Tainer Family dynamics, including some hitherto-unrevealed, behind-the-scenes facts – Though often separated by their respective professions and circumstances, Tyria and Kell did marry and have two children. By the start of the Yuuzhan Vong War, their son, Doran, was about 12 and their daughter, Jesmin, about 6. As the war really got going, Tyria and Kell had to contemplate the possibility that galactic civilization as they knew it would be all but wiped out, and they made some hard decisions to make it more likely that some part of their family might survive. Kell remained with the Wraiths to be where the action was and have an early shot at intelligence that he might use to preserve his family. Tyria took Doran as her apprentice, despite misgivings but not actual opposition from Luke Skywalker, and volunteered for long-term Jedi missions well away from the war zones. Jesmin was taken to Toprawa, Tyria’s homeworld, and left there to be raised by more distant relatives. Thus the family spent years in three pieces, operating under the hope that some might survive. This was a tactic that was often seen with border families during the U.S. Civil War – they’d make sure that some family members would be with the Union and others with the Confederates to improve the odds that someone would survive and be on the winning side. Anyway, with the Tainers, this illustrates their grim pragmatism in the most terrible of circumstances and, with the end of the war, illustrates that families of unusual structure in the GFFA can endure. With Luke, it illustrates his flexibility as the Grand Master, his willingness to experiment with Jedi customs.
Of course, a necessary side effect is that Doran spent most of his teenage years with no contact with his father, and Jesmin spent some of her most important formative years separated from both parents, which must have inevitably resulted in some interesting ramifications to their respective relationships, but that’s the subject of another story.

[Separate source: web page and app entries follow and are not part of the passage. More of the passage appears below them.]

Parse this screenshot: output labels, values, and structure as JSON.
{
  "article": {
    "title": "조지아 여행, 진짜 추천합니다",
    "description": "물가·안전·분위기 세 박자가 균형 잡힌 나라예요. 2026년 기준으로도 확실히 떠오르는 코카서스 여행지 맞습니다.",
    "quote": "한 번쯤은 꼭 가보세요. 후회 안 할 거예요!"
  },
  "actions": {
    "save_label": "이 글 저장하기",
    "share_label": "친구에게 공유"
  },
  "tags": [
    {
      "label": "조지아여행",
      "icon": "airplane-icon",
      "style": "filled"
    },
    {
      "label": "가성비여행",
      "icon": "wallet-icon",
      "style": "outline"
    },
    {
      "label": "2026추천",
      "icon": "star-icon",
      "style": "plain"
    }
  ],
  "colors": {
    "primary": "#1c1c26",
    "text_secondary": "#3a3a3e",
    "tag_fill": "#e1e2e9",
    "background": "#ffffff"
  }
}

Or so I hope.
Tyria in Legacy of the Force and Fate of the Jedi – simply demonstrates the roles played by ordinary Jedi. As a Jedi Knight, she really is ordinary, and will probably never be a Master. Naturally, people want to see the really exceptional and exotic Jedi at work – Luke, Mara, Kyp, Jaina, Leia, Corran, Saba, and so on – but I think we need to be reminded of the rank and file, their own efforts and sacrifices.
Anyway, Tyria went from being a conflicted young woman sought as a prize by head-butting pilots to a Jedi Knight who sweats and goes to the refresher and raises kids and solves problems and kicks ass to the best of her ability, and for the right reasons, and that’s how I like her.
So there’s your answer. I didn’t have a Tyria Sarkin Tainer series in mind; she serves as a series of illustrations, as a lot of my characters do. And, no, I don’t bring her in to name-drop or throw a sop to Wraith Squadron fans, but whenever I have need of a pragmatic, mid-level, dependable, well-rounded (I’m talking about skills here, guys) Jedi, naturally I’m going to return to an old favorite.
Thanks to Aaron Allston, Erich Schoeneweiss at Del Rey, and artist Chris Scalf for their help.